‎Mawgan Porth, Cornwall
23rd April 2016

Dear Ziggy,

Happy birthday cariad. You should have been three today. I would give almost anything to have you here. You know where that line is drawn but still – there is a most peculiar kind of sensation whenever I think about the decisions that led us to that delivery suite in 2013. For the longest time I felt like I never left it.

I’m still in the hospital but I’ve made it to the corridor at least.

The last year has been full of change for us. I managed to find a way to get Mammy and your brother back to Wales without bankrupting us or, I hope, leaving people in the lurch. It was much, much, harder than I thought it would be but things are starting to come together a little bit more every day. Mammy and Button laugh more now. They were dancing around the kitchen the other day and I thought my heart would burst it was such a change from London.

It was really hard to leave the house. It was the last place we really talked, the last place I read to you and the last time we played. When we first came home without you, we felt completely ambivalent towards the house because it was where we lost you and also the place where we felt connected to you. By the time we moved it had just become too painful and there was no real connection to you. I miss the cherry tree and the blossom that always makes me think of you.

Your brother is growing into a wonderful little boy. He loves language and likes to tell me about what he’s been doing while I have been at work. I understand most of it. He is very sociable, just like Mammy and enjoys playing with other children particularly your cousins, who he adores, but he has my temper. I’d hoped he’d avoid that. Sometimes, particularly, when he’s running around with boys about your age I find it quite hard. Your uncle Rob and I have a similar age gap and I see things that I used to do and things he used to do in Button. There was a time when we were teenagers that your uncle Rob and I didn’t get on but when we were your ages we were firm friends and we’re very close as adults. I wish you could experience that.

Mammy sees much more of Grampi and Grandma now we are back in Wales. It’s nice to see her so much more at ease in the new house. It’s near the moorlands and the countryside that we both used to trek across as kids and we can be at the beach in no time at all. She’s painting still, improving all the time, and I hope that she’ll get some more time to do that as we get more settled. She misses you. We both do.

As I do at this time of year, not least because I have friends and family with children very close to your age, I wonder about what you would have been like, about that other world where you are still here.

Perhaps Button and I would have gone out to the shops, perhaps we are still in London…no…I think we would be back in Wales by now in whatever universe. In any case, your brother and I are out buying banners, balloons and party bags for your birthday party. Button insists on minion balloons. You both love those little yellow dudes. We pull up outside our house…in this world we bought a different house…it’s the big one Mammy and Daddy decided wouldn’t be needed where we actually are. The garage door is open and we walk through to the garden where Mammy is trimming back the plants and you are playing with the air powered rocket your cousins on the other side of the world have sent you. You have your back to me and you turn as your brother calls out your name with a delight that breaks the dream before I see your face. I can never picture what you would look like now.

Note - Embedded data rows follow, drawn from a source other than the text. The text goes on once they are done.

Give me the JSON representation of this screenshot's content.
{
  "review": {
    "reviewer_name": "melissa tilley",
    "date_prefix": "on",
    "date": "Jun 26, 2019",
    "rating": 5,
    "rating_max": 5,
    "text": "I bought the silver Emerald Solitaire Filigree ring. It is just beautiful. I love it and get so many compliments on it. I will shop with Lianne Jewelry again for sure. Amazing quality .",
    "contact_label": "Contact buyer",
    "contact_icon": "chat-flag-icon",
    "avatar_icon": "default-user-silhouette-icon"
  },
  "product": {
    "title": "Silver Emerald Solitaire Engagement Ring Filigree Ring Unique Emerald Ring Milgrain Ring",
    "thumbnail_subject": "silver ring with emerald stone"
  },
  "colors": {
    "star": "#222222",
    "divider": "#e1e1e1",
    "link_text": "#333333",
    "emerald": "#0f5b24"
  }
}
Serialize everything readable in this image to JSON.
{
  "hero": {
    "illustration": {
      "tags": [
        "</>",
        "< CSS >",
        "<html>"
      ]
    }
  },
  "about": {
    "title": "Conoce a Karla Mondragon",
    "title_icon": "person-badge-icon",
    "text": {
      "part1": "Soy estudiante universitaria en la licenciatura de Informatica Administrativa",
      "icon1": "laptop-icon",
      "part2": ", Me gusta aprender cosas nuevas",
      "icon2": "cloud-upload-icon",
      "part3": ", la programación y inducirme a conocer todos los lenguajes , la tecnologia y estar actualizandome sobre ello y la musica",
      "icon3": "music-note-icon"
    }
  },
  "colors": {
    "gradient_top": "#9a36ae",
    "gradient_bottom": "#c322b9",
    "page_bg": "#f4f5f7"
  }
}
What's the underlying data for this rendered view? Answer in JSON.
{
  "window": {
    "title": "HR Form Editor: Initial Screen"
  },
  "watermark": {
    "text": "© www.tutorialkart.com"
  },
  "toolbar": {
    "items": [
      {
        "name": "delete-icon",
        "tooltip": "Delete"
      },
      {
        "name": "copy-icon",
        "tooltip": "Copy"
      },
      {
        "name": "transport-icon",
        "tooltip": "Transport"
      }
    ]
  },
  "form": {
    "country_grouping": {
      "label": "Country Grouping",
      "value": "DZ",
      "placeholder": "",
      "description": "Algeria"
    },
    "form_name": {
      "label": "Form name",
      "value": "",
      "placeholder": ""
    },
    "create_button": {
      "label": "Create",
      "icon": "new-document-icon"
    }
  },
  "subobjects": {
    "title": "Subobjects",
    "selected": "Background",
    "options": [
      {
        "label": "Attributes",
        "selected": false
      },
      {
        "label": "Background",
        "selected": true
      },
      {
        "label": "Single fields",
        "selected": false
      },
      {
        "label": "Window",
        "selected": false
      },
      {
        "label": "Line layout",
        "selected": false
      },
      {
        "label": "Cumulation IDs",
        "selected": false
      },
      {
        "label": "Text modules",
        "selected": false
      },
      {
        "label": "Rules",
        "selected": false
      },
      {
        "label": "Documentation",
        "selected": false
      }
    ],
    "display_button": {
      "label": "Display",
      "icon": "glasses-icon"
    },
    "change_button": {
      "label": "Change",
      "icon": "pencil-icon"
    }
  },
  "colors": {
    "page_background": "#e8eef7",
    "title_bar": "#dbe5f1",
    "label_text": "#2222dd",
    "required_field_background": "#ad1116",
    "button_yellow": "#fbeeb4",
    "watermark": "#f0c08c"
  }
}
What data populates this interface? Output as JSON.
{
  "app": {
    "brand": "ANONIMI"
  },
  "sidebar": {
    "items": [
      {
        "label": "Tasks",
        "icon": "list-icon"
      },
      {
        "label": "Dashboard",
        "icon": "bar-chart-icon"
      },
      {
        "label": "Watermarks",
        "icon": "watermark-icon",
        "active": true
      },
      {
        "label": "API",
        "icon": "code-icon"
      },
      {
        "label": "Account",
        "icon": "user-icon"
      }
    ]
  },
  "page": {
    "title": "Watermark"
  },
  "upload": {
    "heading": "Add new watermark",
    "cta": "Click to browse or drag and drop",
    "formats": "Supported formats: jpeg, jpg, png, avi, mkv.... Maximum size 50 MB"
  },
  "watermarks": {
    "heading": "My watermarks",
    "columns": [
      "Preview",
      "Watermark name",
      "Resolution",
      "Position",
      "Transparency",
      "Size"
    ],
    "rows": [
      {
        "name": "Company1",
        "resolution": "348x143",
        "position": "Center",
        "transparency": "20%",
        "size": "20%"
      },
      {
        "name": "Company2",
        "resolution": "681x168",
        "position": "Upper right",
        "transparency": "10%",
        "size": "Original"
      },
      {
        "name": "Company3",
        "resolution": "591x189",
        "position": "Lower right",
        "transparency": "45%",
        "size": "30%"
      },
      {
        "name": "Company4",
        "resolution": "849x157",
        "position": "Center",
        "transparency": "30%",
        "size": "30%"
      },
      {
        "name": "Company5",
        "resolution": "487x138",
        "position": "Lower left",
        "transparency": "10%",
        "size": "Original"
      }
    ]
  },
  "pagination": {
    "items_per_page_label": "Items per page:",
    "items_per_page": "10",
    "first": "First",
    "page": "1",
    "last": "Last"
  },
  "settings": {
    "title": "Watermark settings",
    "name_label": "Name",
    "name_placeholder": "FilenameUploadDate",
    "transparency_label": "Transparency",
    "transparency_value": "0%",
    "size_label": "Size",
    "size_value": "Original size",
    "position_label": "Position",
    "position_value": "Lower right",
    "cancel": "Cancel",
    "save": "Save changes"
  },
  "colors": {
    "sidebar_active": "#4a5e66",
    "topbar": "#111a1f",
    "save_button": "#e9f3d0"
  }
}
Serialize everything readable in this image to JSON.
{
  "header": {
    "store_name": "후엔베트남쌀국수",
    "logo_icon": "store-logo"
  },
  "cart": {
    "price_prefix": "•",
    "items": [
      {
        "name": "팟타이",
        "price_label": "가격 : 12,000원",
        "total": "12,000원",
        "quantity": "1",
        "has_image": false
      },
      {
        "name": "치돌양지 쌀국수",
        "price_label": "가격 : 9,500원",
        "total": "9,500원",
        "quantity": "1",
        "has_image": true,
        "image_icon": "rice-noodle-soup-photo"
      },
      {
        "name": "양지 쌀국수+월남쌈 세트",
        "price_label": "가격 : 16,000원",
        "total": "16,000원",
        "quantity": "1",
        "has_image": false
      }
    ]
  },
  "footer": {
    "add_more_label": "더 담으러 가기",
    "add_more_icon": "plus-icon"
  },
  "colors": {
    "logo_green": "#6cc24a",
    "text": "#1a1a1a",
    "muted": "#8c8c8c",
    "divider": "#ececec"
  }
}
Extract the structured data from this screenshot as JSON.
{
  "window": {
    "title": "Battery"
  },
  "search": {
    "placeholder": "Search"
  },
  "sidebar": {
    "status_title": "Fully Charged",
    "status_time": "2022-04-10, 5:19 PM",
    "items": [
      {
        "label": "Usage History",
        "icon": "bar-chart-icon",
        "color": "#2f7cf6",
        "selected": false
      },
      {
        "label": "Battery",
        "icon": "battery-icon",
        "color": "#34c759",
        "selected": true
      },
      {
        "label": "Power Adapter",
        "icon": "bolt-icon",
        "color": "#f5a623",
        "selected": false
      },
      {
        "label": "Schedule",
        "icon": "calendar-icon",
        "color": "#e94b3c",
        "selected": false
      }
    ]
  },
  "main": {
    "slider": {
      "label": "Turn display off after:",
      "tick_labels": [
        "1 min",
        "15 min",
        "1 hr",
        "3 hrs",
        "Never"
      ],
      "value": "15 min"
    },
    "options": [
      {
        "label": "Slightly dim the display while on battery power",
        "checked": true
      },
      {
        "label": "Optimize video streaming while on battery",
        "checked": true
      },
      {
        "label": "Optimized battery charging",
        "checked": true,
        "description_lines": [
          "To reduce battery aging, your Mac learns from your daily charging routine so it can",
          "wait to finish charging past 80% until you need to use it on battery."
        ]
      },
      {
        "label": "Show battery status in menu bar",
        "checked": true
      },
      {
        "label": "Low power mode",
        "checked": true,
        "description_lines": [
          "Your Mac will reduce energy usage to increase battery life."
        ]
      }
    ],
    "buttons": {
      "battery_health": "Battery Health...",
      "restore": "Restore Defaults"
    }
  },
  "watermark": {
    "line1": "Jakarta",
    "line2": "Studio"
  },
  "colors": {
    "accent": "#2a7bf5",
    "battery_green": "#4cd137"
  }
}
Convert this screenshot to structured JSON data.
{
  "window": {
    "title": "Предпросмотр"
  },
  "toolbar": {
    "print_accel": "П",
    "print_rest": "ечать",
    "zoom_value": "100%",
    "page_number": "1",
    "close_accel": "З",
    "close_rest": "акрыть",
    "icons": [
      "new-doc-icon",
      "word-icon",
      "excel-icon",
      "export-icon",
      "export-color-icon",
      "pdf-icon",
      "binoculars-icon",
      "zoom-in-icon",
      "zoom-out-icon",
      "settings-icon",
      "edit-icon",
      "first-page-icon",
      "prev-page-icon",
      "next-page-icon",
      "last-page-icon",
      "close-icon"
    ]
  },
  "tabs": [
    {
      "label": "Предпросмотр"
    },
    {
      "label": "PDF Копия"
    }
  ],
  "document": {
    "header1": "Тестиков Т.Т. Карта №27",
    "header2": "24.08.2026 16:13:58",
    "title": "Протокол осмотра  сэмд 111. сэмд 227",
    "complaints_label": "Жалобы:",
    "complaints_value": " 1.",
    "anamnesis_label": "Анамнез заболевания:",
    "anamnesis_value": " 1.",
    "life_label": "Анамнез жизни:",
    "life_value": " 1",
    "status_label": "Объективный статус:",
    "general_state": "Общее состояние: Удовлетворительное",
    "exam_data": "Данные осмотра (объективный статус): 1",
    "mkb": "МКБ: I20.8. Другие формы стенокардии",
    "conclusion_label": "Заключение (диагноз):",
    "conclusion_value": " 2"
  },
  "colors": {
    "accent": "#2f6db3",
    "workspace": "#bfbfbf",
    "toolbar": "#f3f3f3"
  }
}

Perhaps. It’s a small word for a concept without boundaries.

I have written you another story. I fear, like last year’s, that it is not as good as I would like it to be and certainly not as good as the first two but I hope you would have liked it. The man who wrote the song that you are named for died earlier this year. It meant your name was splashed all over the world for a while. He made a brief appearance in last year’s story as one of his own characters but he makes a rather more prominent visit to your world this time round. I hope you’ll forgive me.

Mammy and daddy love you very much.

Nos da, cariad. Siwrne saff.